CHASE CENTER — Unlike assistant coach Mike Brown, Steve Kerr doesn’t live 50 yards from Chase Center. He can’t just scooter to work.
“I’ve got Waze going on my phone, I have no idea where I’m going,” said Kerr, who bought a $7.3 million home in Presidio Heights in September. “I’m just trying to find my way around. Five years in Berkeley and Oakland, this is a different world.”
The Warriors’ first preseason tilt in their new $1.4 billion home — Saturday evening against the Los Angeles Lakers — is about finding a comfort level for more than just the new streets and hallways — seventh-year forward Draymond Green said earlier this week that he felt like a rookie again. It’s about figuring out what this first post-championship era team looks like in practice, not just at practice, especially with a sudden need for centers.
“You rarely have the type of talent and continuity that we’ve had the last few seasons,” said Kerr, who will have seven players 25 years old or younger on his roster and eight newcomers in all. Two of those newcomers — Willie Cauley-Stein and rookie Alen Smailagic — are centers, and both are now hurt.
While in the past, Golden State had upwards of five centers on the roster, the Warriors are now painfully thin at the position with the foot injury to Cauley-Stein, and 19-year-old rookie Smailagic out indefinitely with a rolled ankle.

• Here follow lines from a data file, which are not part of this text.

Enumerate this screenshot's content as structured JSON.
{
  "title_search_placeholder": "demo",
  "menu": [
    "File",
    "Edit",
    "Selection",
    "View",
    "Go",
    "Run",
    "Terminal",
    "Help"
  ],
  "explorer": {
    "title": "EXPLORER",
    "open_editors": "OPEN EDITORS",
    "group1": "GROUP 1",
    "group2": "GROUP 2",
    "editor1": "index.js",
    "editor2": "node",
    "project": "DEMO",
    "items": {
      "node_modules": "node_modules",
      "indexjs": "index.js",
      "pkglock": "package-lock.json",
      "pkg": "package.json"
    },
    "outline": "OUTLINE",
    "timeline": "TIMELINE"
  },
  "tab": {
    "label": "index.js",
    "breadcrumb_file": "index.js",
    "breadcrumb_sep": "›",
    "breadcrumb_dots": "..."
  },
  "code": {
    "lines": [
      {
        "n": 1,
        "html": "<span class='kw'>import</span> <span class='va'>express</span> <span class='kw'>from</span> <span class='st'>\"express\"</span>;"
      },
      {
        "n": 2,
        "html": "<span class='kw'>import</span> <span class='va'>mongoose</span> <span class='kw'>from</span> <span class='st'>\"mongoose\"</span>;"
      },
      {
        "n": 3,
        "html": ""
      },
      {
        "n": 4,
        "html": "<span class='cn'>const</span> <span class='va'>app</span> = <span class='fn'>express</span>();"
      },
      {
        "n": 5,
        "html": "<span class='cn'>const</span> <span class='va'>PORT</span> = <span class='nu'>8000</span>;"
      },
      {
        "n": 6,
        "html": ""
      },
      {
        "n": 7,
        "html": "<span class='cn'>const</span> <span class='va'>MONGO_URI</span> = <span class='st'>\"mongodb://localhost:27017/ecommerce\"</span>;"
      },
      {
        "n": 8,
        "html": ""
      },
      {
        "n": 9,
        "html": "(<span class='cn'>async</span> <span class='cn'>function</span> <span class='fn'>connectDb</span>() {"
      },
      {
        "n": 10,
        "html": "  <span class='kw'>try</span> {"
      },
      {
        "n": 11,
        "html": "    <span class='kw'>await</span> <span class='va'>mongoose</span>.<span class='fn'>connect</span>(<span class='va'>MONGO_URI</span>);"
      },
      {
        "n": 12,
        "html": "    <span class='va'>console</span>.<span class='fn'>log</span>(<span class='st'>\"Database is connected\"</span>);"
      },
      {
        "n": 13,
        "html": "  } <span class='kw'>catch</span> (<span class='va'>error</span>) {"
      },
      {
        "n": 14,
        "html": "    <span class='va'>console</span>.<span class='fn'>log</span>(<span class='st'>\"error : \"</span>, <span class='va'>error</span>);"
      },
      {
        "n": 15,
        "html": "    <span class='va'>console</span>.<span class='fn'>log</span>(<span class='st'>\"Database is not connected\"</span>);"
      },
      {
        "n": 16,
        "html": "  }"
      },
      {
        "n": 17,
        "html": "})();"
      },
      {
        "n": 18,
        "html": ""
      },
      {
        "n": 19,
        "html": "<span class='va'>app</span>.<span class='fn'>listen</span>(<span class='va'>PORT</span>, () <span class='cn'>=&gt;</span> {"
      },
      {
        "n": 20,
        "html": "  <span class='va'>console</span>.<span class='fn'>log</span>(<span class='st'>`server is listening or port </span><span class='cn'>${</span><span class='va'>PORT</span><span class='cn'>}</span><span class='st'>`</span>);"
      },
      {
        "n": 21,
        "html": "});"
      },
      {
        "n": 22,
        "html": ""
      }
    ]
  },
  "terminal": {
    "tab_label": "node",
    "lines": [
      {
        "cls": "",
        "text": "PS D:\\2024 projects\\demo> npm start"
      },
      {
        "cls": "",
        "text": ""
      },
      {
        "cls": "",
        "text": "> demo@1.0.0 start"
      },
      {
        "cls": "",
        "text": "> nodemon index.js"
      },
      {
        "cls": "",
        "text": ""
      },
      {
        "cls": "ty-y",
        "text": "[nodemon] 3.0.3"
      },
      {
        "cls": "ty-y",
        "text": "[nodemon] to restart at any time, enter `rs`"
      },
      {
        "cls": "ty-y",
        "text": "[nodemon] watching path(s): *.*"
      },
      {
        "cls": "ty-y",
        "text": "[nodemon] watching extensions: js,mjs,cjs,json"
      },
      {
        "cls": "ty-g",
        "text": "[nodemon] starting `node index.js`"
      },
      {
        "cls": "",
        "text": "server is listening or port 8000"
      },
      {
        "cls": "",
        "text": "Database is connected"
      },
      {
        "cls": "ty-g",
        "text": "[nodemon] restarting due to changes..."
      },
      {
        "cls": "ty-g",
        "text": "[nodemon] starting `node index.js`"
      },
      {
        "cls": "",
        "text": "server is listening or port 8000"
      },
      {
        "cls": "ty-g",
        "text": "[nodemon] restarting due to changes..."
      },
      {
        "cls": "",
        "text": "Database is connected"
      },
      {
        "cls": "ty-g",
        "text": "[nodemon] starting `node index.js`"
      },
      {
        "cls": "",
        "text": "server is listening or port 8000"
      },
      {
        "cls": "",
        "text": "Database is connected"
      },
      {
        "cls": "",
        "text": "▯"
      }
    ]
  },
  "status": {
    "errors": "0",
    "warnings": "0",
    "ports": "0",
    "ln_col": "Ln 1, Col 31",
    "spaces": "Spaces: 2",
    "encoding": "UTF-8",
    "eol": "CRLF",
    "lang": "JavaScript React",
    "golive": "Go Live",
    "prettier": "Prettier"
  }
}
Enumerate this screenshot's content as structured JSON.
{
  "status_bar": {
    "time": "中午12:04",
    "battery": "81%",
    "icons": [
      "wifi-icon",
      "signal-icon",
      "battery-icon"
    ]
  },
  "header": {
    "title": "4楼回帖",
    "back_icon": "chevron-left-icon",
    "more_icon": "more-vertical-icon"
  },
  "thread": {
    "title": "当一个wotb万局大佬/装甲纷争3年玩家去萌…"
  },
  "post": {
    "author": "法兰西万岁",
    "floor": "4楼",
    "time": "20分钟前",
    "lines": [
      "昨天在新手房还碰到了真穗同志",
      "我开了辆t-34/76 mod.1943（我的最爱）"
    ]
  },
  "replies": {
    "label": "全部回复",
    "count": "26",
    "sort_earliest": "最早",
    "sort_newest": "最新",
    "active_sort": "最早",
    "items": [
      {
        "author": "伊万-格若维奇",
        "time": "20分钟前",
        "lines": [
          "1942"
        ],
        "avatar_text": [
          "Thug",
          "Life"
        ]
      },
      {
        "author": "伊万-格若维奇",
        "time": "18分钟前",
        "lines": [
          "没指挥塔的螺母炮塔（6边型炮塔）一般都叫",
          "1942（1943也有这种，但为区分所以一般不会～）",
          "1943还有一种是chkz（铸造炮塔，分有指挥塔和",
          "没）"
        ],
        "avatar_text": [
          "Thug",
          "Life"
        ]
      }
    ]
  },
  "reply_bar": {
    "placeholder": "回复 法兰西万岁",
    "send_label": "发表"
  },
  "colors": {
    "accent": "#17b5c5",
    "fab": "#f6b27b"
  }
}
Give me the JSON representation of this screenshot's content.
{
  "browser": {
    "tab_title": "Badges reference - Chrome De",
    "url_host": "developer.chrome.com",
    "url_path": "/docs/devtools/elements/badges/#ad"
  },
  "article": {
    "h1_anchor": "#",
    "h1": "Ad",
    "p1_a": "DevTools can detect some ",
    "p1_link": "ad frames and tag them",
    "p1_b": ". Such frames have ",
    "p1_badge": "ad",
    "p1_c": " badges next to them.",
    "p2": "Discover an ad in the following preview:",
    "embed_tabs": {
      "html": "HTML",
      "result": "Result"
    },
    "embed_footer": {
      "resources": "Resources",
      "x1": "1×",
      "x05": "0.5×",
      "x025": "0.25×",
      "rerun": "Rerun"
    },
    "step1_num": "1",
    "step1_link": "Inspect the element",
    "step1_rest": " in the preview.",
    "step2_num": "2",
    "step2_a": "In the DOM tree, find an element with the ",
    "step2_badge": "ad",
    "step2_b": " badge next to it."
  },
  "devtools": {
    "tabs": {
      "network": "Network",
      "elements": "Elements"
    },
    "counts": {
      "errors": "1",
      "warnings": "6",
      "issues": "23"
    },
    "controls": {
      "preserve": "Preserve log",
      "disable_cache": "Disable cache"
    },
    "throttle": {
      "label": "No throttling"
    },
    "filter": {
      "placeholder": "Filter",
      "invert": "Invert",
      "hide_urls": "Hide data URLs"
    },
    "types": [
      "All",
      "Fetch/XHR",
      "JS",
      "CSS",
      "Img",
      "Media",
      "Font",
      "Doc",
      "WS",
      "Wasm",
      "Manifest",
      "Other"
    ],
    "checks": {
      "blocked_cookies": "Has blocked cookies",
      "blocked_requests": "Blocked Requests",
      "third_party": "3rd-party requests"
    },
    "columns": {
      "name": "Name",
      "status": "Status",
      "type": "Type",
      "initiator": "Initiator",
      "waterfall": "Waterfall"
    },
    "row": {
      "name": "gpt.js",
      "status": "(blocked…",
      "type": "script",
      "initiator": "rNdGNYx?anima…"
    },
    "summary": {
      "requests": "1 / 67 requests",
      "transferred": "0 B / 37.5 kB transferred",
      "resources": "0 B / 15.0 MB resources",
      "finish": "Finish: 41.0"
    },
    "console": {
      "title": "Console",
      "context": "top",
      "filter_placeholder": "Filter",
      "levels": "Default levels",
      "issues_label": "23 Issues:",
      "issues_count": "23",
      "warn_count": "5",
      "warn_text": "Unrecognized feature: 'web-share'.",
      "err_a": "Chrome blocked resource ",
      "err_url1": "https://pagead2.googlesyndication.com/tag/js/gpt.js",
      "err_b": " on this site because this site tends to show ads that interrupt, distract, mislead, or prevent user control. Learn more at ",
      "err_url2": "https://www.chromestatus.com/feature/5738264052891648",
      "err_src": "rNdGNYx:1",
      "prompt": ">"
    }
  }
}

The lineup — already significantly different with the departures of championship staples like Andre Iguodala and Kevin Durant, and with Klay Thompson’s ACL injury — will look even more different than it did even a month ago because of those injuries.
Golden State worked out “a few” centers on Friday, Kerr said. The Warriors are evaluating whether they’ll try to bring in another big man to back up Kevon Looney (tweaked hamstring, out Saturday) and Omari Spellman, who will start at the five against the Lakers. Options may be limited. For now, Marquese Chriss, a training-camp invitee unlikely to make the 15-man roster, will be Spellman’s primary backup. Golden State can also play the undersized Green and rookie Eric Paschall some at center if necessary.
“That will be decided sometime in the next couple days,” Kerr said. “We’ll have more of an answer of how Alen [Smailagic] is doing later today. We are in a tough spot at that center position, not just in terms of the season two and a half weeks from now, but just training camp. Positionally, you need multiple guys at each spot to be able to practice and run your practice and your drills.”
Golden State is $241,913 away from the hard cap imposed on them due to the sign-and-trade that sent Kevin Durant to the Brooklyn Nets, and returned Russell. The only real flexibility is that the contract of Alfonzo McKinnie — who will start at the four against Los Angeles — is not fully guaranteed until January. In theory, they could drop him and sign a veteran after the trade deadline, but that doesn’t help them now, with Cauley-Stein’s injury keeping him out through October.
“We’re in a bit of a strange spot that we weren’t anticipating, but we have to decide what we’ll do,” Kerr said.
The Warriors practiced on the Chase Center court for the first time on Friday. Kerr said the players liked the shooting background, but they won’t know how it really feels until fans are in seats.
After four days of practice, Kerr said, the new guys “understand the skeleton, and the system, and how we’re going to play.”
There hasn’t been much installation — certainly not the new defensive wrinkles — but there has been enough installed for Saturday to at least tell Kerr something.
Kerr is looking for “an awareness of both the offensive and defensive schemes” from rookies Jordan Poole and Paschall, who will get looks at the three, four and five.
“We have a list of things that are cardinal sins, and I’d like to see them avoid those,” Kerr said. Those include missing a man in transition, missing a box out or getting back-cut for a lay-up. “Those are critical for us.”